[Opening Data for this task section]

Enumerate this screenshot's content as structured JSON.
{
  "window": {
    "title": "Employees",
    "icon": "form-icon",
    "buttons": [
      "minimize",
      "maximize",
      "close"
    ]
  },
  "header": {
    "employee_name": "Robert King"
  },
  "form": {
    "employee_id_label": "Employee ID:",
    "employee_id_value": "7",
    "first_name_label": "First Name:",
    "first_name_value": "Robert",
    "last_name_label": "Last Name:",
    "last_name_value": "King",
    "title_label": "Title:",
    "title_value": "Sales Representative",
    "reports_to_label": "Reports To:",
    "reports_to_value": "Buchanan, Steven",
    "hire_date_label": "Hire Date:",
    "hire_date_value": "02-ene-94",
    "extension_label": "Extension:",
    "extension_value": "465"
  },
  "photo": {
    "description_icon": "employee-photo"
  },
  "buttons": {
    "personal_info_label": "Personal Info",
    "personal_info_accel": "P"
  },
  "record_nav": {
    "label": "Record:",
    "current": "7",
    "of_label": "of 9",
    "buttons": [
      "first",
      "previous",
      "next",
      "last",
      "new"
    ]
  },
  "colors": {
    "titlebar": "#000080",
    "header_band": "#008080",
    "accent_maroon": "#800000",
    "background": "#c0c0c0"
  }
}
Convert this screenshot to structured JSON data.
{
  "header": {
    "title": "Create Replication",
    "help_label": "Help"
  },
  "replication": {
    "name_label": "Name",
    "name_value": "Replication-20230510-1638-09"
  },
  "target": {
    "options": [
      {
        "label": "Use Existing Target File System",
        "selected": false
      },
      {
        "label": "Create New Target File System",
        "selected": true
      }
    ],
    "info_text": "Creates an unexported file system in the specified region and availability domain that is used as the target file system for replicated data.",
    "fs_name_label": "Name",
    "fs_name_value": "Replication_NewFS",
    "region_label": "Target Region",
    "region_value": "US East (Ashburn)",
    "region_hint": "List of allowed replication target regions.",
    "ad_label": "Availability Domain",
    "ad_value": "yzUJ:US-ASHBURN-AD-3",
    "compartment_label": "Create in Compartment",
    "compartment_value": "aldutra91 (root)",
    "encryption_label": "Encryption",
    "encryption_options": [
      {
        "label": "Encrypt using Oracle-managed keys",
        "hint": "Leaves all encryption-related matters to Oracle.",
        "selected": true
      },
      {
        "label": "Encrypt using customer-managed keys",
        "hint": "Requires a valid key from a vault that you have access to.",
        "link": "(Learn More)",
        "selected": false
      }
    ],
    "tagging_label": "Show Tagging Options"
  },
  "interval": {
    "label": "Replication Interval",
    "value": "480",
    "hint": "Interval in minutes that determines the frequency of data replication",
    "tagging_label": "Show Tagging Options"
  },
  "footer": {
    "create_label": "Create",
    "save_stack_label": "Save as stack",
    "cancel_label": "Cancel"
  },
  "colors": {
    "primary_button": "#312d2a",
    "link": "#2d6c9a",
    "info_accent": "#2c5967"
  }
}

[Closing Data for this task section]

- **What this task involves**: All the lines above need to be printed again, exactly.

- **Answer for the task**:
Enumerate this screenshot's content as structured JSON.
{
  "window": {
    "title": "Employees",
    "icon": "form-icon",
    "buttons": [
      "minimize",
      "maximize",
      "close"
    ]
  },
  "header": {
    "employee_name": "Robert King"
  },
  "form": {
    "employee_id_label": "Employee ID:",
    "employee_id_value": "7",
    "first_name_label": "First Name:",
    "first_name_value": "Robert",
    "last_name_label": "Last Name:",
    "last_name_value": "King",
    "title_label": "Title:",
    "title_value": "Sales Representative",
    "reports_to_label": "Reports To:",
    "reports_to_value": "Buchanan, Steven",
    "hire_date_label": "Hire Date:",
    "hire_date_value": "02-ene-94",
    "extension_label": "Extension:",
    "extension_value": "465"
  },
  "photo": {
    "description_icon": "employee-photo"
  },
  "buttons": {
    "personal_info_label": "Personal Info",
    "personal_info_accel": "P"
  },
  "record_nav": {
    "label": "Record:",
    "current": "7",
    "of_label": "of 9",
    "buttons": [
      "first",
      "previous",
      "next",
      "last",
      "new"
    ]
  },
  "colors": {
    "titlebar": "#000080",
    "header_band": "#008080",
    "accent_maroon": "#800000",
    "background": "#c0c0c0"
  }
}
Convert this screenshot to structured JSON data.
{
  "header": {
    "title": "Create Replication",
    "help_label": "Help"
  },
  "replication": {
    "name_label": "Name",
    "name_value": "Replication-20230510-1638-09"
  },
  "target": {
    "options": [
      {
        "label": "Use Existing Target File System",
        "selected": false
      },
      {
        "label": "Create New Target File System",
        "selected": true
      }
    ],
    "info_text": "Creates an unexported file system in the specified region and availability domain that is used as the target file system for replicated data.",
    "fs_name_label": "Name",
    "fs_name_value": "Replication_NewFS",
    "region_label": "Target Region",
    "region_value": "US East (Ashburn)",
    "region_hint": "List of allowed replication target regions.",
    "ad_label": "Availability Domain",
    "ad_value": "yzUJ:US-ASHBURN-AD-3",
    "compartment_label": "Create in Compartment",
    "compartment_value": "aldutra91 (root)",
    "encryption_label": "Encryption",
    "encryption_options": [
      {
        "label": "Encrypt using Oracle-managed keys",
        "hint": "Leaves all encryption-related matters to Oracle.",
        "selected": true
      },
      {
        "label": "Encrypt using customer-managed keys",
        "hint": "Requires a valid key from a vault that you have access to.",
        "link": "(Learn More)",
        "selected": false
      }
    ],
    "tagging_label": "Show Tagging Options"
  },
  "interval": {
    "label": "Replication Interval",
    "value": "480",
    "hint": "Interval in minutes that determines the frequency of data replication",
    "tagging_label": "Show Tagging Options"
  },
  "footer": {
    "create_label": "Create",
    "save_stack_label": "Save as stack",
    "cancel_label": "Cancel"
  },
  "colors": {
    "primary_button": "#312d2a",
    "link": "#2d6c9a",
    "info_accent": "#2c5967"
  }
}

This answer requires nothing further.